Taken from Godard’s Breathless (1960), it’s super simple. If you hear ‘what are jump cuts?’, link this gif! In order to reduce the overall running time of the movie, several scenes had sections removed to free up precious seconds. The result is a snappy style, characteristic of Godard that still inspires cinematography to this day. But the original purpose was via necessity; this car journey took up too much time, so the middle of it was removed. There are other similar jump cuts caused by necessity - older, pre-digital classics like It’s a Wonderful Life have a few moments where dirty/burned/worn film were snipped out.
That being said, jump cuts in film are also used for creative choice. A good example is how the, well, ‘jumpy’ effect is often used in frantic or tense search scenes, like this one from District 9. The technique merges with the handheld camera point-of-view, adding to the chaos that ensues:
What is a Jump Cut in Editing?
A vital editing technique, jump cuts are everywhere in editing. You take a single, continuous shot, then remove part of it. This is done for a multitude of reasons, including the removal of dead air (such as during an interview or VLOG), reducing a scene’s length, or for creative effect.
What is a Jump Cut Example?
We’ve shown a few examples already, but if you want one of the most clear-cut, obvious examples, here are clip cuts from Little Shop of Horrors. A stationary camera recorded several minutes of film, then the majority was removed to create a 20 second scene:
Jump cuts are simply a technique, so they serve whatever purpose the editor needs them to. Aforementioned examples like time constraints and quality issues can force jump cuts upon a film, whereas creative direction like the videos just above can create tension or comedy.
You can even compose a video almost solely of jump cuts if the effect works well. Footage filmed with jump cuts in mind has a lot of potential. The music video for Wang Chung’s Everybody Have Fun Tonight is a great jump cut editing example of sequential editing:
A cut is when two different pieces of footage are joined together; the transition between them is the cut.
A jump cut is when one piece of footage has something removed; the abrupt time skip is the jump cut.
Jump cuts became extremely popular on YouTube as a way of tidying up footage. A vlog, talking-head video, interview, etc - they are all prone to random sounds, re-takes, pauses, breathing. Due to the one-shot format these videos are usually recorded in, lots of jump cuts are an effective way to make dialogue seem continuous. YouTubers can also record with this in mind, moving position regularly so the final product will have more variance. Check out this (pretty meta) example:
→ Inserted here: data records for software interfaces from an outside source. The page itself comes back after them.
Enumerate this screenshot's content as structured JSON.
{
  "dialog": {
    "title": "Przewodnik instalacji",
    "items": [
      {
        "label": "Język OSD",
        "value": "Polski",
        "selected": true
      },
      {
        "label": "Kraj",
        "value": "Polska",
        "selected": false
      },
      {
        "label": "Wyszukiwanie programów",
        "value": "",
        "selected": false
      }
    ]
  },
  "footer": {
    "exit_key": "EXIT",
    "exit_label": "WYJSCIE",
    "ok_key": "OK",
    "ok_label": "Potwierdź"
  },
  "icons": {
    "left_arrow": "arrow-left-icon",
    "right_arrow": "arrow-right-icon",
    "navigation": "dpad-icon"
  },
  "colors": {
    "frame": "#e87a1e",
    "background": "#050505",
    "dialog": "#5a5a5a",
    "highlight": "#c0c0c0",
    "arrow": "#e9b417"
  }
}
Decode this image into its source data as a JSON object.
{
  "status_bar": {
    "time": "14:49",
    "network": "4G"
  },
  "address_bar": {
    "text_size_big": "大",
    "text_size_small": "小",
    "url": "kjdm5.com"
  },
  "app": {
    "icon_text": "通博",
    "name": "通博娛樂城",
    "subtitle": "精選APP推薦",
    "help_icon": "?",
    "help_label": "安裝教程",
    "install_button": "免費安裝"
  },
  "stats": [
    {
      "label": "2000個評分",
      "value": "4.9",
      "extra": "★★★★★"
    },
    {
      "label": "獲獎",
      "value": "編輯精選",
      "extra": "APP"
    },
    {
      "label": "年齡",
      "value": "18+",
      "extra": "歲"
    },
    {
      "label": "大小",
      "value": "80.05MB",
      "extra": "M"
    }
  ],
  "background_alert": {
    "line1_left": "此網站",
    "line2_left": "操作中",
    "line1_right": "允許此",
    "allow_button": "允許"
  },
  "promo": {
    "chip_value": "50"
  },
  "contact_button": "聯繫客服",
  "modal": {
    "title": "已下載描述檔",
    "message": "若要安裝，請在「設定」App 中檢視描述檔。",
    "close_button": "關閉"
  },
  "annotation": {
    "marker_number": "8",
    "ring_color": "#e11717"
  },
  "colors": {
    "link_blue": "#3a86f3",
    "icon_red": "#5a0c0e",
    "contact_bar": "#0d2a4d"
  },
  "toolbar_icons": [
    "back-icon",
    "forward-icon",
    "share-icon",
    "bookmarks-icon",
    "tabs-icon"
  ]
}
It’s a super simple technique, no matter the editing software you use. The tricky part is deciding when one should be used, or how to do it effectively. Check out our tutorial about how to do jump cut video editing:
How Do You Jump Cut in Premiere Pro?
Premiere Pro is a perfect jump cut video editor. Here’s our tutorial on jump cut editing in Premiere Pro:
Our advice would be not to cover up jump cutting - embrace it as part of your filmmaking style, aesthetic and technique! Having to incorporate a jump cut you didn’t expect can be annoying, but sometimes it’s unavoidable. Learn how to do them effectively with the above tutorial, or use something like an audio repair plugin to reduce the need for bad audio to be cut out/etc!